If you touch their leaves they will sting you. This is enough to put most people off picking them. As long as you avoid touching the plant with your bare skin, use gardening gloves and scissors to cut the stalks and put the nettles straight into a bucket or bag you won’t have a problem.
The young leaves near the top of the plant are best to cut and prepare and I prefer to use spring or early summer plants. You can use the bigger, broader leaves too but they might have more bitterness
To gather wild greens like stinging nettles and adding it to your diet can be very beneficial. You can be sure the nettles are organic and nutritious
To make tea you need to dry the stinging nettles first.
Simply tie all the stems together and hang upside down to dry in a warm area with airflow until the leaves are completely dry.
When the leaves contain no more moisture, pick them off the stems and store in an air tight container.
Stinging nettle has many health benefits so it’s worth making the effort. Especially if you have them growing wild in your garden

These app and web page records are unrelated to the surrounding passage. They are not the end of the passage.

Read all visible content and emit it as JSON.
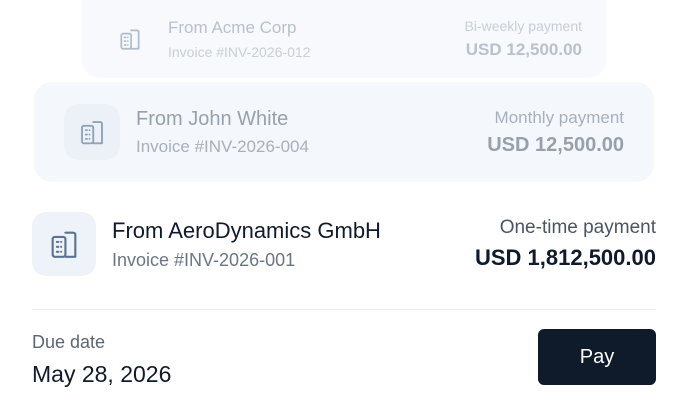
{
  "invoices": [
    {
      "from": "From Acme Corp",
      "invoice": "Invoice #INV-2026-012",
      "payment_type": "Bi-weekly payment",
      "amount": "USD 12,500.00",
      "icon": "building-icon"
    },
    {
      "from": "From John White",
      "invoice": "Invoice #INV-2026-004",
      "payment_type": "Monthly payment",
      "amount": "USD 12,500.00",
      "icon": "building-icon"
    },
    {
      "from": "From AeroDynamics GmbH",
      "invoice": "Invoice #INV-2026-001",
      "payment_type": "One-time payment",
      "amount": "USD 1,812,500.00",
      "icon": "building-icon"
    }
  ],
  "due": {
    "label": "Due date",
    "value": "May 28, 2026"
  },
  "pay_button": {
    "label": "Pay"
  },
  "colors": {
    "primary_dark": "#0f1b2b",
    "icon_stroke": "#5a7390",
    "icon_tile_bg": "#eef3f9"
  }
}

Making tea out of wild stinging nettles is a good way to get all the health benefits from the plant
Stinging nettle tea is most often used to treat urinary tract infections, but is also known to reduce inflammation, treat high blood pressure and being a natural treatment for hay fever.
Pour 250ml hot water over two teaspoons of dried nettle leaves.
Allow the tea to brew for about ten minutes.
When nettles are brewed into a tea it can have a mild bitter taste. You can add other herbs like peppermint or lemon balm to make it more palatable.
The brewed nettle tea can be chilled overnight and enjoyed the next day over ice as an iced tea.
Nettles can also be made into delicious soups, tarts or sauces.
Nettles are high in vitamins, especially high in vitamin C, and also contain calcium, iron, magnesium, all essential amino acids and more.
Stinging nettles should be cooked for 2-3 minutes in boiling water and refreshed in cold water. After that you can touch them and consume them safely.
Pick the nettle leaves from the stalks and discard the stalks.
Once blanched the stinging nettles can be frozen if you wish.
Use the blanched stinging nettle leaves like you would use spinach. Add it to soups, pasta dishes, pesto and more.
Going outside to gather food is awesome! Wild, nutritious, organic ingredients available for anyone to pick and prepare a meal or soothing drink with.
It’s the most natural, healthy and sustainable way to get ingredients and prepare food.
Sustainable living includes what and how we eat. There are several different options when it comes to sourcing our food ingredients and steps we can take towards a more environmentally friendly way of cooking and preparing food recipes.
Gathering your own wild plants to consume is a step in the right direction.
Camilla Remneblad is the founder of My Self Sufficient Food Journey. Food is her passion. If she’s not in the kitchen cooking or baking you probably find her growing, catching or gathering food. She’s a qualified chef and has worked in many kitchens in different countries and places.